“I think it’s fair to say that I haven’t decided” on a next step if Congress turns its back, the president told NBC, part of a furious lobbying campaign aimed at winning support from dubious lawmakers as well as a war-weary public.
Legislation approved in the Senate Foreign Relations Committee last week would give Obama a maximum of 90 days to carry out a military attack, and it includes a ban on combat operations on the ground in Syria.
Adding to the uncertainty of the debate in Congress was a flurry of diplomatic activity that offered a potential way of achieving U. S. aims without military action.
Reacting quickly to a comment made by Secretary of State John Kerry in London, Russia called on Damascus to surrender control of its stockpile of chemical weapons and Syrian Foreign Minister Walid al-Moallem said he welcomed the proposal.
At the White House, Obama’s deputy national security adviser, Tony Blinken, said the administration will “take a hard look at” the proposal. “We’re going to talk to the Russians about it,” he said noting pointedly that it comes in the context of threatened U.S. military action. “So it’s even more important that we don’t take the pressure off,” he said, urging Congress to give Obama the authority he seeks.

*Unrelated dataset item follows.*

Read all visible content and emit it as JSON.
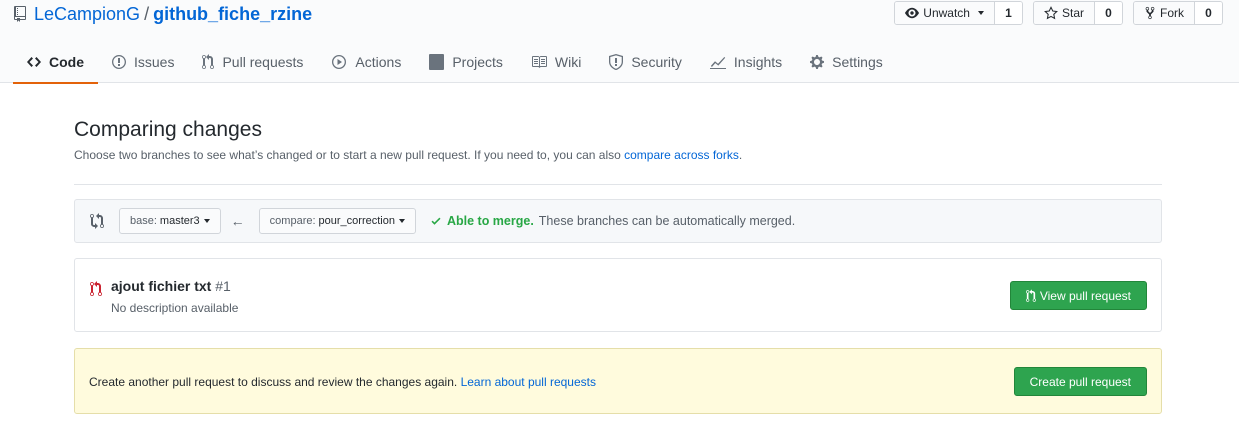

Other officials sought to tamp down any suggestion that Kerry was making an orchestrated effort with Russia to avoid the strikes.